This sparkly, magic dust was first used a staggering 30,000 years ago when flakes of mica were used to give cave paintings a more glittery appearance. Prehistoric humans even used powdered hematite, a sparkling mineral to give their faces a bit more sparkle. Nowadays we use glitter on our faces, bodies, hair, nails, and on fabric, paper, and even wood and metal.
Once used by glam rockers like David Bowie and Iggy Pop, now it has come back into mainstream fashion and is used in a variety of colours and sizes, as well as at festivals and music concerts.

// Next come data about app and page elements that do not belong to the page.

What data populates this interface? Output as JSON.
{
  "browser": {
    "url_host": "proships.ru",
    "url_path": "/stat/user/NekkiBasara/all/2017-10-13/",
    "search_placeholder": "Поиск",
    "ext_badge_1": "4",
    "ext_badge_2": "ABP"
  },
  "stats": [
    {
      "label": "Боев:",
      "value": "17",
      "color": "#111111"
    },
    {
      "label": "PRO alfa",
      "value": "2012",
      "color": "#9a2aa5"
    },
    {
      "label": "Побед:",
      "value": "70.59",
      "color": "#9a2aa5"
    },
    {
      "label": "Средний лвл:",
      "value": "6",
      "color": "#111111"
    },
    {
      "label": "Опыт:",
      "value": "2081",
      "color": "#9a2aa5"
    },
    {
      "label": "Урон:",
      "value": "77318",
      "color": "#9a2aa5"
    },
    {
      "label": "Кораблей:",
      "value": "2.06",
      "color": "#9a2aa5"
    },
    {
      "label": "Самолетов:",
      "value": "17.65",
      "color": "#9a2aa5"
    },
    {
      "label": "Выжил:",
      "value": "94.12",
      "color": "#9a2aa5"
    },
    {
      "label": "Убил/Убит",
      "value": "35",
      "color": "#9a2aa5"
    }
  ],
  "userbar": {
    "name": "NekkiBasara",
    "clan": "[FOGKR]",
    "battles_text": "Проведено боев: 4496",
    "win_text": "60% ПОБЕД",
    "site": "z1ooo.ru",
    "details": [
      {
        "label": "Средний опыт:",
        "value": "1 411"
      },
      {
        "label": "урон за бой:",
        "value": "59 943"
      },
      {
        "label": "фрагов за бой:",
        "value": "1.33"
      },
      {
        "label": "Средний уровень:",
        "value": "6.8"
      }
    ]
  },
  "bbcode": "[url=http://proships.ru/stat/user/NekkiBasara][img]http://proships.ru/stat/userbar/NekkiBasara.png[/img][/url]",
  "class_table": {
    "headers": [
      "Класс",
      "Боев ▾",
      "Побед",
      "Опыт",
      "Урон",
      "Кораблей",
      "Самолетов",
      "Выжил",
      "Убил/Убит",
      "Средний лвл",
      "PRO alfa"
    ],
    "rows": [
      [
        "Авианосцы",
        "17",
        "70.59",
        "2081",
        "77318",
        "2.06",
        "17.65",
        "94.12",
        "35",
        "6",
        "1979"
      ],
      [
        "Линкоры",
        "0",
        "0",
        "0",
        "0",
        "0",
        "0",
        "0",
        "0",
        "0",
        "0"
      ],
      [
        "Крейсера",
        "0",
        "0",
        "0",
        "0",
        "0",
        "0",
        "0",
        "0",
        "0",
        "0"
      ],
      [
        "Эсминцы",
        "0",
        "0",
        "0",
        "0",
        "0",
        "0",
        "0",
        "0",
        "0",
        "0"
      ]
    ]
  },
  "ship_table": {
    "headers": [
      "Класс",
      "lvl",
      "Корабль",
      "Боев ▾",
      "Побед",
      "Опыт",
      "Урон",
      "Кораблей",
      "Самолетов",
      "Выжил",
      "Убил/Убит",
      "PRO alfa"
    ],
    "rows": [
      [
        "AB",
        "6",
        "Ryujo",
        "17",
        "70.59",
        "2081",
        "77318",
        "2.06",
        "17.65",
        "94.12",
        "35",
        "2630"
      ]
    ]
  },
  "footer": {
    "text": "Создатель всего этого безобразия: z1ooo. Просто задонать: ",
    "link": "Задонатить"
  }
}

So what’s the problem? The problem is that most glitter is made from polyethylene terephthalate and aluminium, the former which breaks down into microplastics, which then pose the risk of hormone disruption in humans and animals. According to some sources, glitter particles could take as long as 1000 years to biodegrade.
While glitter particles are indeed tiny and you might think that the damage they cause is somewhat negligible when compared to plastic bags and bottles, we should still do what we can to reduce the amount of plastic we use. Several UK festivals have indeed proposed to ban all single use plastics by 2021 and the proposed ban includes plastic glitter.
But don’t panic, there is an alternative. On the market to meet the demands of glitter fans worldwide are a range of eco glitters made from biodegradable ingredients and plant products. Just as colourful, just as sparkly, and just as fun, but better for the environment, these glitters do the job and allow you to feel good without knowing you are contributing to the plastic crisis.